Whenever reading in your native language (be it English, French or Bengali), you rarely take heed of the specific grammatical and syntactical idiosyncrasies of your mother tongue. However, once you start learning another language, it becomes immediately obvious that there is a plethora of linguistic subtleties that are extremely difficult to master.
What often happens (especially early on) is that you attempt to apply your native tongue’s sentence structure to this new language, often resulting in amusing results:
Kann ich ein Plätzchen haben, bitte?
Can I a cookie have, please?
Even more interesting, however, are the figures of speech and idioms that are simply unique to your language:

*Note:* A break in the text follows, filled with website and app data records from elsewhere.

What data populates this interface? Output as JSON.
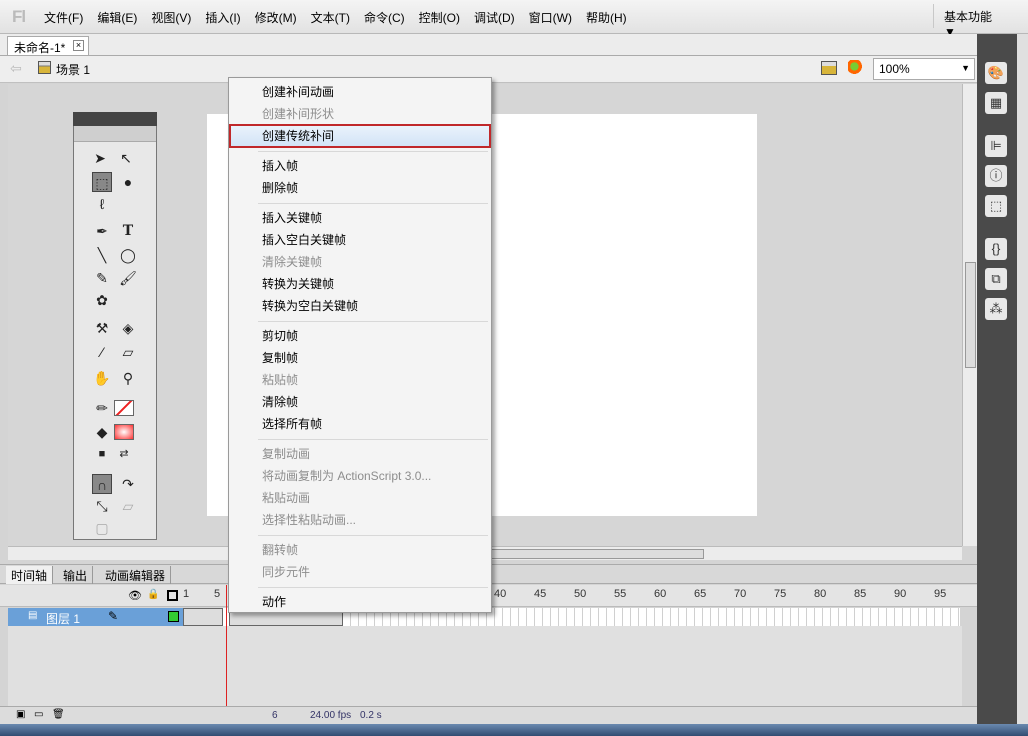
{
  "app": {
    "logo": "Fl",
    "workspace": "基本功能 ▼"
  },
  "menubar": [
    "文件(F)",
    "编辑(E)",
    "视图(V)",
    "插入(I)",
    "修改(M)",
    "文本(T)",
    "命令(C)",
    "控制(O)",
    "调试(D)",
    "窗口(W)",
    "帮助(H)"
  ],
  "document": {
    "tab": "未命名-1*",
    "close": "×"
  },
  "scene": {
    "label": "场景 1",
    "zoom": "100%"
  },
  "context_menu": {
    "items": [
      {
        "label": "创建补间动画",
        "enabled": true
      },
      {
        "label": "创建补间形状",
        "enabled": false
      },
      {
        "label": "创建传统补间",
        "enabled": true,
        "highlighted": true
      },
      {
        "label": "插入帧",
        "enabled": true
      },
      {
        "label": "删除帧",
        "enabled": true
      },
      {
        "label": "插入关键帧",
        "enabled": true
      },
      {
        "label": "插入空白关键帧",
        "enabled": true
      },
      {
        "label": "清除关键帧",
        "enabled": false
      },
      {
        "label": "转换为关键帧",
        "enabled": true
      },
      {
        "label": "转换为空白关键帧",
        "enabled": true
      },
      {
        "label": "剪切帧",
        "enabled": true
      },
      {
        "label": "复制帧",
        "enabled": true
      },
      {
        "label": "粘贴帧",
        "enabled": false
      },
      {
        "label": "清除帧",
        "enabled": true
      },
      {
        "label": "选择所有帧",
        "enabled": true
      },
      {
        "label": "复制动画",
        "enabled": false
      },
      {
        "label": "将动画复制为 ActionScript 3.0...",
        "enabled": false
      },
      {
        "label": "粘贴动画",
        "enabled": false
      },
      {
        "label": "选择性粘贴动画...",
        "enabled": false
      },
      {
        "label": "翻转帧",
        "enabled": false
      },
      {
        "label": "同步元件",
        "enabled": false
      },
      {
        "label": "动作",
        "enabled": true
      }
    ]
  },
  "timeline": {
    "tabs": [
      "时间轴",
      "输出",
      "动画编辑器"
    ],
    "ruler": [
      "1",
      "5",
      "40",
      "45",
      "50",
      "55",
      "60",
      "65",
      "70",
      "75",
      "80",
      "85",
      "90",
      "95"
    ],
    "layer": "图层 1",
    "current_frame": "6",
    "fps": "24.00 fps",
    "time": "0.2 s"
  }
}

J’ai une pêche d’enfer.
I have a peach from hell.
Where this really gets interesting, however, is that when you read text written by a non-native, not only do you pick up on the phrases that just don’t quite translate, but given the syntax and specific choice of wording you can actually start to identify what their native language actually is. I was reading an article the other day written in English, with no reference at all to who wrote it or where they were from. However, as I continued to read, I became convinced that this was someone from Eastern Europe – possible the Czech Republic or Hungary.
Of course, I haven’t been able to substantiate this, but it’s funny how certain things show through, no matter how hard you try to homogenize yourself.